[Opening Data for this exercise section]

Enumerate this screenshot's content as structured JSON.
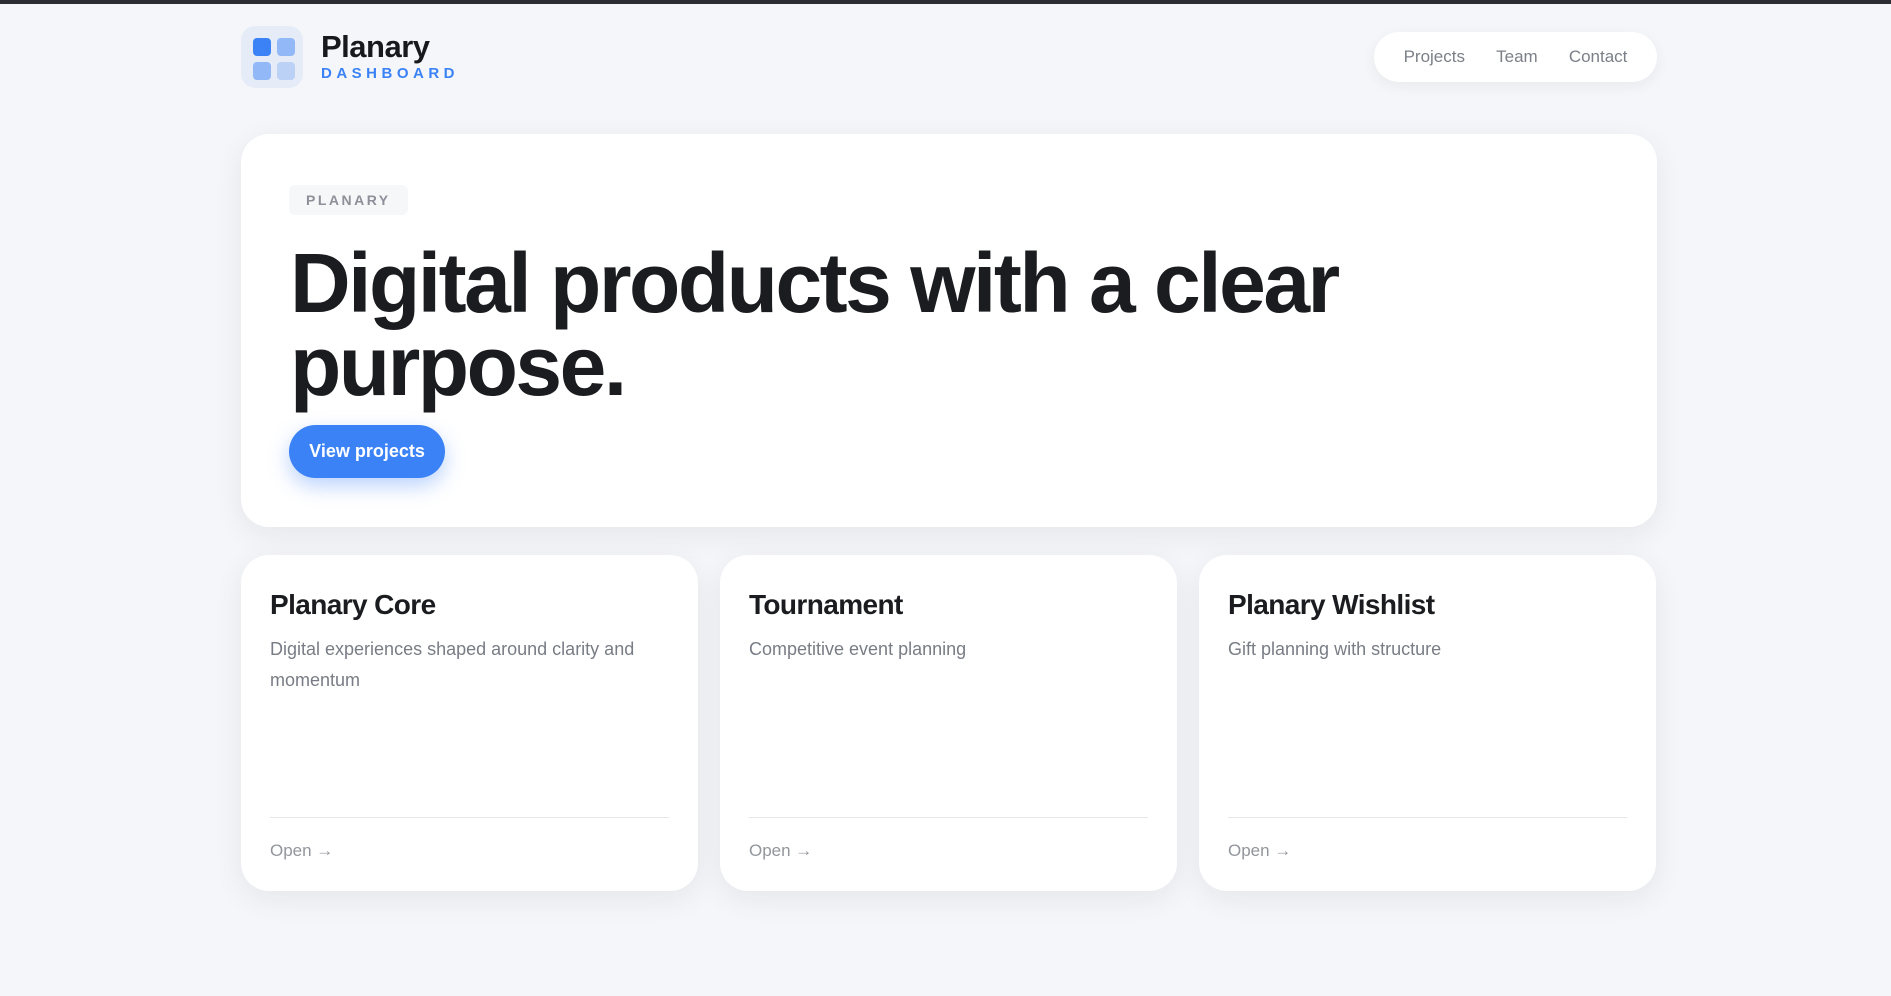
{
  "brand": {
    "name": "Planary",
    "subtitle": "DASHBOARD",
    "accent": "#3b82f6"
  },
  "nav": {
    "items": [
      {
        "label": "Projects"
      },
      {
        "label": "Team"
      },
      {
        "label": "Contact"
      }
    ]
  },
  "hero": {
    "eyebrow": "PLANARY",
    "title": "Digital products with a clear purpose.",
    "cta_label": "View projects"
  },
  "cards": [
    {
      "title": "Planary Core",
      "description": "Digital experiences shaped around clarity and momentum",
      "link": "Open →"
    },
    {
      "title": "Tournament",
      "description": "Competitive event planning",
      "link": "Open →"
    },
    {
      "title": "Planary Wishlist",
      "description": "Gift planning with structure",
      "link": "Open →"
    }
  ]
}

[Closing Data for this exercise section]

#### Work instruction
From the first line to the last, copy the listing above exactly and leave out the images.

#### Result for this exercise
Enumerate this screenshot's content as structured JSON.
{
  "brand": {
    "name": "Planary",
    "subtitle": "DASHBOARD",
    "accent": "#3b82f6"
  },
  "nav": {
    "items": [
      {
        "label": "Projects"
      },
      {
        "label": "Team"
      },
      {
        "label": "Contact"
      }
    ]
  },
  "hero": {
    "eyebrow": "PLANARY",
    "title": "Digital products with a clear purpose.",
    "cta_label": "View projects"
  },
  "cards": [
    {
      "title": "Planary Core",
      "description": "Digital experiences shaped around clarity and momentum",
      "link": "Open →"
    },
    {
      "title": "Tournament",
      "description": "Competitive event planning",
      "link": "Open →"
    },
    {
      "title": "Planary Wishlist",
      "description": "Gift planning with structure",
      "link": "Open →"
    }
  ]
}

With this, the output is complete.